**Work task**. Bring together every line in the data that includes "Naxxramas".

Records from a collection

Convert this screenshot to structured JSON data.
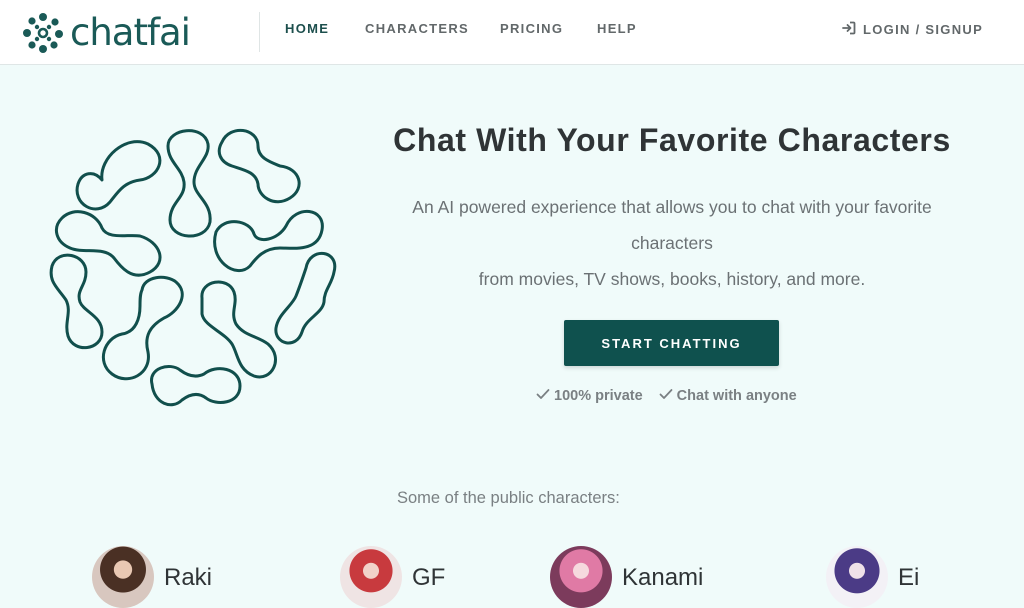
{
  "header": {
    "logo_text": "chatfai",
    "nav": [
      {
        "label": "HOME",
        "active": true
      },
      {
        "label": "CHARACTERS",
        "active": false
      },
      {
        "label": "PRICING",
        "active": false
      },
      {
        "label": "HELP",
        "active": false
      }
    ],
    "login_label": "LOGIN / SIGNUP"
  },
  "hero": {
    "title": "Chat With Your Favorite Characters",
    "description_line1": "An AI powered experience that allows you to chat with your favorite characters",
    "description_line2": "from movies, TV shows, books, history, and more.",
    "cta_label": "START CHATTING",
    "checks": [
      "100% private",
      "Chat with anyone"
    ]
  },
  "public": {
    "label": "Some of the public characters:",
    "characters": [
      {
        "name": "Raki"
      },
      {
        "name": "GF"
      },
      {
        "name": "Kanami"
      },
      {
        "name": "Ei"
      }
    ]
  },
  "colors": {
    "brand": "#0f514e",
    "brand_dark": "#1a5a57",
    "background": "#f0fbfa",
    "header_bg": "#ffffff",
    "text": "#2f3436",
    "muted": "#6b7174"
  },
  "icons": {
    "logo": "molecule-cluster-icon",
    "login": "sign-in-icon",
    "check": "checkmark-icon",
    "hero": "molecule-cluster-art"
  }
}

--

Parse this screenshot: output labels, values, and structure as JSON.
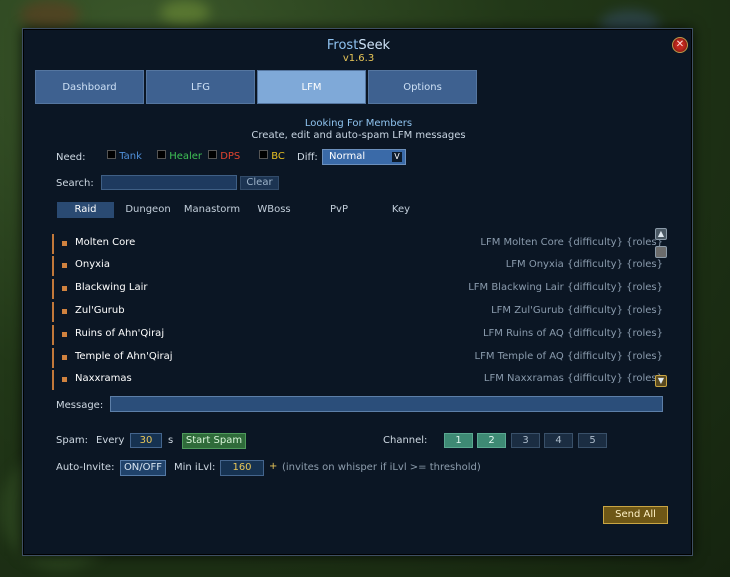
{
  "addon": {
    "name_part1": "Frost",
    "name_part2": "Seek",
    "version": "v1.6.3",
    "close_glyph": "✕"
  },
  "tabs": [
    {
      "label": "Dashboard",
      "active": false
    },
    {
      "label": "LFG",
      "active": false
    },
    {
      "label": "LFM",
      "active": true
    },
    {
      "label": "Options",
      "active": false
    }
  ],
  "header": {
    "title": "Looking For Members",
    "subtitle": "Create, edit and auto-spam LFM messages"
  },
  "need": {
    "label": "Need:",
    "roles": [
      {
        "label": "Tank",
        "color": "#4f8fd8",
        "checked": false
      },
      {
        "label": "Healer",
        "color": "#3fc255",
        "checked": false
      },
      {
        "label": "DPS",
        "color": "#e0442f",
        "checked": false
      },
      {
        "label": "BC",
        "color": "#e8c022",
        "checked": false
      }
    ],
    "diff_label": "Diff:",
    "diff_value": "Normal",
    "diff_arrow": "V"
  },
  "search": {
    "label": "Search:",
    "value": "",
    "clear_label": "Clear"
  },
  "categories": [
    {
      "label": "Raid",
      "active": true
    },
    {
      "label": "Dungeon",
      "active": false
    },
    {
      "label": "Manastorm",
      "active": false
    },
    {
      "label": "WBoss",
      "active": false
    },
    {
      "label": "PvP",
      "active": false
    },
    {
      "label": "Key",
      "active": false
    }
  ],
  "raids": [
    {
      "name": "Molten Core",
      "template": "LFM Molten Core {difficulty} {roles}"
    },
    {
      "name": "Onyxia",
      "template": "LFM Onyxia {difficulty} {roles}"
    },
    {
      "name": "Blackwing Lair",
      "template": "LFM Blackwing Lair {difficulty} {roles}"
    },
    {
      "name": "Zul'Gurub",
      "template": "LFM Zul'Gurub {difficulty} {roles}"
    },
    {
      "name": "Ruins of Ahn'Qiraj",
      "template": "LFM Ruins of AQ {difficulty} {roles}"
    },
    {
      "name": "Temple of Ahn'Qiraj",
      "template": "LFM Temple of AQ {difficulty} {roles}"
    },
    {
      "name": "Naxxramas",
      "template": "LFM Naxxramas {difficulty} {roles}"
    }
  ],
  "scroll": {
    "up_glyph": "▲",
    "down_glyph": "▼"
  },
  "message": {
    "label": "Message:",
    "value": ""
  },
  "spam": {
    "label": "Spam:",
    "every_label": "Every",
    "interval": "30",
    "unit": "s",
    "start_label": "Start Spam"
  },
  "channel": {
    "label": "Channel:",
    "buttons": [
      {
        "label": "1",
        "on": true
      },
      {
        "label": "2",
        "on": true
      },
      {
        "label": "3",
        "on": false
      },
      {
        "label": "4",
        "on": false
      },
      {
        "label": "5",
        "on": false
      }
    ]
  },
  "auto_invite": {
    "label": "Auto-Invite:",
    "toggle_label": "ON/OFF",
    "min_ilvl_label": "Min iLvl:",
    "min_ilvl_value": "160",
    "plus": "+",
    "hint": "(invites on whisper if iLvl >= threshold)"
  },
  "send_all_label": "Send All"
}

**Answer space**.
      "name": "Naxxramas",
      "template": "LFM Naxxramas {difficulty} {roles}"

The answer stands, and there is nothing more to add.